__Task statement__: Filter the entries for the string "Accessibility". Copy each line that has it.

Data items

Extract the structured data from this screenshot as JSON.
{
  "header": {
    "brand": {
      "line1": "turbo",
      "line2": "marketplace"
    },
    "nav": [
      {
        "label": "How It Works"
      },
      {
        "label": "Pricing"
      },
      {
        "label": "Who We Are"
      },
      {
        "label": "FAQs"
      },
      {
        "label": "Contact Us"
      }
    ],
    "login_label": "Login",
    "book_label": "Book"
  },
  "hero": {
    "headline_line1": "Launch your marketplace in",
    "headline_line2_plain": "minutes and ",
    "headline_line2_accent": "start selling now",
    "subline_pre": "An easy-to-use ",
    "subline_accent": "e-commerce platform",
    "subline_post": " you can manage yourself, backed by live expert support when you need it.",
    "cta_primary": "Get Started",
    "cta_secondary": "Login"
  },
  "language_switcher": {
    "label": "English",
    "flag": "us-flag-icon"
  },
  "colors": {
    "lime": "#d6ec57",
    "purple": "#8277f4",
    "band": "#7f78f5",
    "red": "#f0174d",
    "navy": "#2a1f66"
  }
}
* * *
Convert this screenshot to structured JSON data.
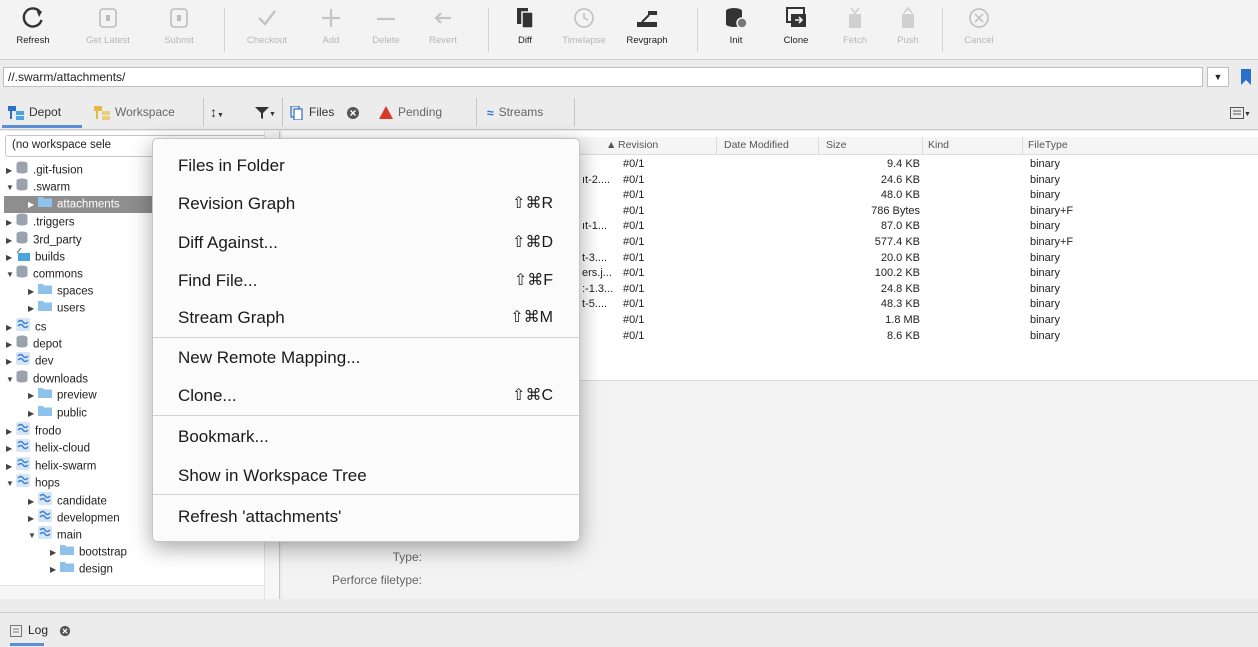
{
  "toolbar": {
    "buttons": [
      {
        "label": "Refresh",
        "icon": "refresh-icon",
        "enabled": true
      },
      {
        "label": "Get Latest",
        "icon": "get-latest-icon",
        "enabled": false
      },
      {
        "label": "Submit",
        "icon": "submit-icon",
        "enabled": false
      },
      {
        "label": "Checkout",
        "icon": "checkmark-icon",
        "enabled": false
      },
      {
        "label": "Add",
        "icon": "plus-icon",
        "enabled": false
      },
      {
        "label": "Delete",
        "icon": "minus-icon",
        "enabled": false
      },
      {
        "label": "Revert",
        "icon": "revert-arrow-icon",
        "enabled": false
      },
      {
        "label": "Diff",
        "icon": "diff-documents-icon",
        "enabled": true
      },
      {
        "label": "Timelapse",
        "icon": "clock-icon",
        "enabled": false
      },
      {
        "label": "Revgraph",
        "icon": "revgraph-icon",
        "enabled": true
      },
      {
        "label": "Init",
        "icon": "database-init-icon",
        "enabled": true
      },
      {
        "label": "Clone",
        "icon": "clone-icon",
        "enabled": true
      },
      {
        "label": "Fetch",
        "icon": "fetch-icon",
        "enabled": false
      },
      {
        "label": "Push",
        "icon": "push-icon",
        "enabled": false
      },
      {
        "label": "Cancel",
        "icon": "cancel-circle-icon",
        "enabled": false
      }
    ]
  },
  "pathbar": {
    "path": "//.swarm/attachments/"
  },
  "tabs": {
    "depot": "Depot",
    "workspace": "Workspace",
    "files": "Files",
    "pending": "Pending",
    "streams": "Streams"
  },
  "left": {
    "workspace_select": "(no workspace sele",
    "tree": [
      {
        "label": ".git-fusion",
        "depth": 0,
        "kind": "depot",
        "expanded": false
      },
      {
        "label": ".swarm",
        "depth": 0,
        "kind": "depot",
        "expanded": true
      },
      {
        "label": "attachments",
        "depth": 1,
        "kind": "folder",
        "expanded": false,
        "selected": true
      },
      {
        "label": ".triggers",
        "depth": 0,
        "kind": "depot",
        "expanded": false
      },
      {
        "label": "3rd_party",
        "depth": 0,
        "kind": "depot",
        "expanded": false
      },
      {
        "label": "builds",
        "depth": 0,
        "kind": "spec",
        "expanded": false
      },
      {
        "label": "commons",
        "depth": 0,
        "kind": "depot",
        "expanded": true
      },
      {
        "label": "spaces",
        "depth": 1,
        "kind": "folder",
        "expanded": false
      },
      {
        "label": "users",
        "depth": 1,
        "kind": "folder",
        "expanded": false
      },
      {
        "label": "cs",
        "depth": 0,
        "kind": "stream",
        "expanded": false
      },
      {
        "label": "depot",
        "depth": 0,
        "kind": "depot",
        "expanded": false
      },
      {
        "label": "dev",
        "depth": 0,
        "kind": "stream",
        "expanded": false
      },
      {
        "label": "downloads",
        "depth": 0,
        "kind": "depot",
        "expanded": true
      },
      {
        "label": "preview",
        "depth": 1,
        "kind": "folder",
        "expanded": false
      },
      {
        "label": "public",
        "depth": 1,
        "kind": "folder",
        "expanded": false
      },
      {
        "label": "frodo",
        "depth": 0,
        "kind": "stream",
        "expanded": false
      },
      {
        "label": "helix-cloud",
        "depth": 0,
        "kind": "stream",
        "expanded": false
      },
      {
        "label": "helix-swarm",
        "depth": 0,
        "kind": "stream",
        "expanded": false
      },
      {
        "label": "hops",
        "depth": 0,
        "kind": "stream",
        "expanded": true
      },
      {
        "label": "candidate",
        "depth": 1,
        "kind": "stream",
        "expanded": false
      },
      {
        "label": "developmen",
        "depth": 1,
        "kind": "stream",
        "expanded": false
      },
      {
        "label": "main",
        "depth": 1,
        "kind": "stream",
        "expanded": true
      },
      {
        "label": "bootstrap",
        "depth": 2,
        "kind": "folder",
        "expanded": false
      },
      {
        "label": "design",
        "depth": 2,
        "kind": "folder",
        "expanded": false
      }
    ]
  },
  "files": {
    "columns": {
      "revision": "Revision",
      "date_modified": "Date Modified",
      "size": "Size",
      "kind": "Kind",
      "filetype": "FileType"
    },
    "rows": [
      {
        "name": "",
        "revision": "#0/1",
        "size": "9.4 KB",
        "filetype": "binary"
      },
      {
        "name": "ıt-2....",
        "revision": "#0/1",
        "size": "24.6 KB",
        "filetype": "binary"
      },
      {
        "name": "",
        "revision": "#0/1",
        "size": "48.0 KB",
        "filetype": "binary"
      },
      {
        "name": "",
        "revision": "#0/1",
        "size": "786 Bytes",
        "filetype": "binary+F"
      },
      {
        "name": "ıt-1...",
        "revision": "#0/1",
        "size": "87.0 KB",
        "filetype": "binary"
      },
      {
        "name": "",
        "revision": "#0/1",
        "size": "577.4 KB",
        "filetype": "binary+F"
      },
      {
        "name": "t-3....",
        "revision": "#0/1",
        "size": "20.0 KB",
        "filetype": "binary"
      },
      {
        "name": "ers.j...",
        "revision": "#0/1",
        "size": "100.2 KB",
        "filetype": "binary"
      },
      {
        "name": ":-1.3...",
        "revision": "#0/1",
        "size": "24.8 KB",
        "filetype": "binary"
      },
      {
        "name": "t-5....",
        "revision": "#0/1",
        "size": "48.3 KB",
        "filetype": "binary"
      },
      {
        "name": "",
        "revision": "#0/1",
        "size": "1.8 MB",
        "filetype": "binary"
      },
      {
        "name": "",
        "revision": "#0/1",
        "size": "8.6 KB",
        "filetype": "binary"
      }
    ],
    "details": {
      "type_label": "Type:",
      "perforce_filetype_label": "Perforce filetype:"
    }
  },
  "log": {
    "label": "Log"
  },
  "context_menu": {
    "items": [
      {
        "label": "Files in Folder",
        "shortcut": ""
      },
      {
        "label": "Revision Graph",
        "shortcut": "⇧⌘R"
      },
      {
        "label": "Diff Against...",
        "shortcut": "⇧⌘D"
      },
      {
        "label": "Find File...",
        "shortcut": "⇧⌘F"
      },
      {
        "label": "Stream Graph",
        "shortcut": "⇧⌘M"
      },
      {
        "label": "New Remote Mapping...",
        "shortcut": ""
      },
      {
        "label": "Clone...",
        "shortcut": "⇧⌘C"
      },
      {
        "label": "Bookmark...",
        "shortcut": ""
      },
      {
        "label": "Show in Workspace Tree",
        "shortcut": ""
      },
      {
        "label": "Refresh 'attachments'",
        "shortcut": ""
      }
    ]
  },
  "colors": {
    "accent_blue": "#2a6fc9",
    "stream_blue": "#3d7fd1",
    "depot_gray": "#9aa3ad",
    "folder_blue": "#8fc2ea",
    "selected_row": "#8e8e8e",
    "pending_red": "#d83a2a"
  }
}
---
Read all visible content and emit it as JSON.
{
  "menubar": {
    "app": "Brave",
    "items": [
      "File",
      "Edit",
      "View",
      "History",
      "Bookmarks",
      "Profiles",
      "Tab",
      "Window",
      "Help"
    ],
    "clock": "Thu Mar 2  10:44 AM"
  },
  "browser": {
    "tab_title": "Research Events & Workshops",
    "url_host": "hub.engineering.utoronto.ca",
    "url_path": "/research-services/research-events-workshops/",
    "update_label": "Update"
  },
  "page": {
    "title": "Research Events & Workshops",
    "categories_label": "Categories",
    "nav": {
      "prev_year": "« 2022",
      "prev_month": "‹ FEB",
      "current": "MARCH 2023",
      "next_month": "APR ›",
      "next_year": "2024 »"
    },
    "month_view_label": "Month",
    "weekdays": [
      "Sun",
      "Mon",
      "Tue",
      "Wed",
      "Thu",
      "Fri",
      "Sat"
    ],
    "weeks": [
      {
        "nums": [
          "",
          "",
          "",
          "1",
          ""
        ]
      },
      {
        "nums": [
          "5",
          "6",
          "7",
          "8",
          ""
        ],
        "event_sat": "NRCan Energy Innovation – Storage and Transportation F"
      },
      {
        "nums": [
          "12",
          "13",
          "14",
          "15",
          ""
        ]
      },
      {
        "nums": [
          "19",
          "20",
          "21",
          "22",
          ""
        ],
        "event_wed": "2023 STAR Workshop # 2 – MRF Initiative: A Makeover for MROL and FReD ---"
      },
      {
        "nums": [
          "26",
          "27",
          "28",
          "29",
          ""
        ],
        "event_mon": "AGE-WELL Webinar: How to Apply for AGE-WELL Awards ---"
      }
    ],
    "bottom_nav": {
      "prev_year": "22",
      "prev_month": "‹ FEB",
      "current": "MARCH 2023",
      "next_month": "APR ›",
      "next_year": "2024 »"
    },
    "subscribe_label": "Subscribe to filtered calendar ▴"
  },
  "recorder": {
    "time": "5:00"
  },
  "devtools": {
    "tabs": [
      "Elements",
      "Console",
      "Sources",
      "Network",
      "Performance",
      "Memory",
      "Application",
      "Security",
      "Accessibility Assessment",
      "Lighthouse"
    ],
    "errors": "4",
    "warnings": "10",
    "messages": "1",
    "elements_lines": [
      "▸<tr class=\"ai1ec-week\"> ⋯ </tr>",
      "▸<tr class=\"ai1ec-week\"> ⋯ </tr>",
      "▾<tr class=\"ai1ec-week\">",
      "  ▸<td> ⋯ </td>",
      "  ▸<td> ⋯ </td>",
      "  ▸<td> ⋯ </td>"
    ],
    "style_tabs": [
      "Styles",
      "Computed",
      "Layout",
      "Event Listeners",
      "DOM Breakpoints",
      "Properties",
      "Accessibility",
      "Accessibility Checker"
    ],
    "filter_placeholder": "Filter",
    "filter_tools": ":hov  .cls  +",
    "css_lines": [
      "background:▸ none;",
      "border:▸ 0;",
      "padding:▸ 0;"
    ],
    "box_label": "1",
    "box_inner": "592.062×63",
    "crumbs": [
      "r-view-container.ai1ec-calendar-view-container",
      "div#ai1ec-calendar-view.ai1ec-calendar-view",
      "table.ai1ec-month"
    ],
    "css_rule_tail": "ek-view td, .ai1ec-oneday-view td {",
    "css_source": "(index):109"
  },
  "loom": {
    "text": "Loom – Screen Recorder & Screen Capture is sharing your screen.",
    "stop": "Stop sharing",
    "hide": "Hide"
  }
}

__Output of the task__:
      "Accessibility Assessment",
      "Accessibility",
      "Accessibility Checker"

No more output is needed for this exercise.